MATERIAL PROVIDED:

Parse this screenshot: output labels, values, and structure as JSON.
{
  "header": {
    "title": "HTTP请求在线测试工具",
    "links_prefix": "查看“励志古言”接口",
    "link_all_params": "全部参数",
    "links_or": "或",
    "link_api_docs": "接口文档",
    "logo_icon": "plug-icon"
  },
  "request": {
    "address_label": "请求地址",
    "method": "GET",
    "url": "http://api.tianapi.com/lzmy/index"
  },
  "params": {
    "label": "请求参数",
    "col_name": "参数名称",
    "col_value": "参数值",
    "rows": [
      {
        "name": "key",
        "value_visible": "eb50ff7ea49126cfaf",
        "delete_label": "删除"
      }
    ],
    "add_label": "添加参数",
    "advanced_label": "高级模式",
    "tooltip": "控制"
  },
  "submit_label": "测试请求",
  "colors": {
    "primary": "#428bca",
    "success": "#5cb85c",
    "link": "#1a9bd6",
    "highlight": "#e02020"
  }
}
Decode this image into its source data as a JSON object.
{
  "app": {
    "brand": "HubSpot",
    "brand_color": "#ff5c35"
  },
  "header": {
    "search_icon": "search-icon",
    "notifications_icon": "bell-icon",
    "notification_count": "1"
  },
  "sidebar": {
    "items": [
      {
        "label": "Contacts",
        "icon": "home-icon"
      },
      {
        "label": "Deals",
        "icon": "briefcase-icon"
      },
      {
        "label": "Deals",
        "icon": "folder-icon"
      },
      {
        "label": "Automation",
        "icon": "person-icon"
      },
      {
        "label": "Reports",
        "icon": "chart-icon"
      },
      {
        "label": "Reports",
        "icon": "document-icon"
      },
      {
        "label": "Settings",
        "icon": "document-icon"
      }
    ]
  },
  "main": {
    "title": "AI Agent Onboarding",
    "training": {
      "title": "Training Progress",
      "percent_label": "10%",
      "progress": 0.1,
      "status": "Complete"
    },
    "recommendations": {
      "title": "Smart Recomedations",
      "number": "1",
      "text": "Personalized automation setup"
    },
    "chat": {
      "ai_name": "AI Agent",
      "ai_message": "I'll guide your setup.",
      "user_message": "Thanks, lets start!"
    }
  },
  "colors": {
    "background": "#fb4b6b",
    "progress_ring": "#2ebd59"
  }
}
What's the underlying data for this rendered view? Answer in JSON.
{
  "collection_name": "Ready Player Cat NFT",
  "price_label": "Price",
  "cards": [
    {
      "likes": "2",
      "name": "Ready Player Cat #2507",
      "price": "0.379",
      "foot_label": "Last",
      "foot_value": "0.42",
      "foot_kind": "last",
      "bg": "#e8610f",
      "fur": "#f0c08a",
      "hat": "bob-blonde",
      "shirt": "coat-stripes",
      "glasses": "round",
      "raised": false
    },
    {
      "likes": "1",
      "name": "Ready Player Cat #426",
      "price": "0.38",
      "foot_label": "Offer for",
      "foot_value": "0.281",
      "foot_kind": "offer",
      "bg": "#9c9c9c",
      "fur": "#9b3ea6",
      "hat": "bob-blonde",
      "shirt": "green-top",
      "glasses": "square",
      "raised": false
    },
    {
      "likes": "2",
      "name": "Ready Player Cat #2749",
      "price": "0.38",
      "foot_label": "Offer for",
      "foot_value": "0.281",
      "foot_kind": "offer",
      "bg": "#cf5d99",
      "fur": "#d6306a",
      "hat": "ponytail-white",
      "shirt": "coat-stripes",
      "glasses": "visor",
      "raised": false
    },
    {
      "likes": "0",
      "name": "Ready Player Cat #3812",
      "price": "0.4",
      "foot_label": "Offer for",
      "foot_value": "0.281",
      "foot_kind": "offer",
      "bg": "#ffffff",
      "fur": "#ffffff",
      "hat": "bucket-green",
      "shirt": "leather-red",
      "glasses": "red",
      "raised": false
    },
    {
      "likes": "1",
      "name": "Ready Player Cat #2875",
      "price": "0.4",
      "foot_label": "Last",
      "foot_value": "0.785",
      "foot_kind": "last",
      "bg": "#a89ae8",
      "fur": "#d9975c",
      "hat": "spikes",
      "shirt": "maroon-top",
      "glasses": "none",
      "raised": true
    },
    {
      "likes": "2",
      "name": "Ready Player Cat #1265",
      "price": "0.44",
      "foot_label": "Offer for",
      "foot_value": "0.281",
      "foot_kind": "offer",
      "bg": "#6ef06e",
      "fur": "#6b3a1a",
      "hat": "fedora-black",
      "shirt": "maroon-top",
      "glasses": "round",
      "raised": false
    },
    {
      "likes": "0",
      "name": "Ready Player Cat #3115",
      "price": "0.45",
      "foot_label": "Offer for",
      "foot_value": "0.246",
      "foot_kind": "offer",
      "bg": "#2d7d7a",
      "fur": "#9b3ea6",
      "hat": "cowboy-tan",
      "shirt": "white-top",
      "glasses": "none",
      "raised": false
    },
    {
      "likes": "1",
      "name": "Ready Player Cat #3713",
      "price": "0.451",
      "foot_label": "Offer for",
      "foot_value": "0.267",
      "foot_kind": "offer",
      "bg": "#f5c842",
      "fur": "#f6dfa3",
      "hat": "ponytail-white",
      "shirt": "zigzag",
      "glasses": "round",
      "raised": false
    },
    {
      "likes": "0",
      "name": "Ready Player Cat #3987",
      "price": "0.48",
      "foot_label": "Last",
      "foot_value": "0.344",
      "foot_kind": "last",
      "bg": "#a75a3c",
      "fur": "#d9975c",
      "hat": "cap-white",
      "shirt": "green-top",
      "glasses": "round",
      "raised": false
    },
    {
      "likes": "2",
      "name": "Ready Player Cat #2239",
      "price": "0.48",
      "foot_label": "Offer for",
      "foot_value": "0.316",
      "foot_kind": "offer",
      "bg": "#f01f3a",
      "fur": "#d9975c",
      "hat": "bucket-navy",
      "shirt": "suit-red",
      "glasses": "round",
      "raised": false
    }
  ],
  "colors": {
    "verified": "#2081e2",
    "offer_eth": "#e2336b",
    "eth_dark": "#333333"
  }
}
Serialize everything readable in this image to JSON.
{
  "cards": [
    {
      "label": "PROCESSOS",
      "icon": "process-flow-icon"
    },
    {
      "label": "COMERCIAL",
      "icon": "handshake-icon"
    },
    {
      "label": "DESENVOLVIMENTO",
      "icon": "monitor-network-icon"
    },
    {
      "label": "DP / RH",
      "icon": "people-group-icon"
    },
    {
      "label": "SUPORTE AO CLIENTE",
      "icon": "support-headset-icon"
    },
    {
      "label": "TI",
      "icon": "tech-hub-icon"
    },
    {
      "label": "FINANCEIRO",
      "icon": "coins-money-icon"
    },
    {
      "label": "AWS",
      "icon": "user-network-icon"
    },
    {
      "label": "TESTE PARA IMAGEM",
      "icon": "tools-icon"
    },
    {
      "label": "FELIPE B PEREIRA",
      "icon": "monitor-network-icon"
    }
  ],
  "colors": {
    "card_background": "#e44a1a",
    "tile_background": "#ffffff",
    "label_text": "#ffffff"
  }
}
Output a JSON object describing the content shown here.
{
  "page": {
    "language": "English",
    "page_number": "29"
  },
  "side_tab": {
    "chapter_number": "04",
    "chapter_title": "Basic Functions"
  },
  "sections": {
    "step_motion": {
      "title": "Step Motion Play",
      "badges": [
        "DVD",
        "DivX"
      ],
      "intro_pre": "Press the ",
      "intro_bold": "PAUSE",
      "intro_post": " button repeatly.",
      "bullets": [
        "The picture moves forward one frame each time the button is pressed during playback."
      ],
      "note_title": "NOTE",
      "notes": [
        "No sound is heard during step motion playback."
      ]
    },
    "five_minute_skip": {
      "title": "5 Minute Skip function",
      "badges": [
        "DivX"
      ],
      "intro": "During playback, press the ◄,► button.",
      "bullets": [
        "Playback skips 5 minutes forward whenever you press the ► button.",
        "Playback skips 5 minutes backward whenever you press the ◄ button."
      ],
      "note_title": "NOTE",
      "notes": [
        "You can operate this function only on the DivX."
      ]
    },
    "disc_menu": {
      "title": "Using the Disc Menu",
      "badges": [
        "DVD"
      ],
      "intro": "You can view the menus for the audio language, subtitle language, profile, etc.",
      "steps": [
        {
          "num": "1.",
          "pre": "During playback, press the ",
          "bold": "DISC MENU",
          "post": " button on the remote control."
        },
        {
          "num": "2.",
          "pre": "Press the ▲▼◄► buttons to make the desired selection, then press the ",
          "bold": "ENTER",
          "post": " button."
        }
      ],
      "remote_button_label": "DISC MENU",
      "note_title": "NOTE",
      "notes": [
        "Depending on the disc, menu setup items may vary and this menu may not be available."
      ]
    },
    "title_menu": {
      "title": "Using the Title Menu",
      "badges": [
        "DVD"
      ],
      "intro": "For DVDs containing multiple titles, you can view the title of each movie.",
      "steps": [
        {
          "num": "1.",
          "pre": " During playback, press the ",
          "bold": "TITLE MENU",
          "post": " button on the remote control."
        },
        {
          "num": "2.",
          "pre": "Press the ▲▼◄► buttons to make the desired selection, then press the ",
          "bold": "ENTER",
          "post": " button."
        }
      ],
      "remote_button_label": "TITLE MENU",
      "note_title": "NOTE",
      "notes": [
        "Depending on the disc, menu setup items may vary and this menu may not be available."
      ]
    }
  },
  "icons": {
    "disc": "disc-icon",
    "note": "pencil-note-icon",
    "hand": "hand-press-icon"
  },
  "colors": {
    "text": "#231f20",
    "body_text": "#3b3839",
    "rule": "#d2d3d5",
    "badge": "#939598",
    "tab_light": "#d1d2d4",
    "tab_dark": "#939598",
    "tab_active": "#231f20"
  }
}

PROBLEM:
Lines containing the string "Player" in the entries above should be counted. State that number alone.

RESPONSE BOX:
11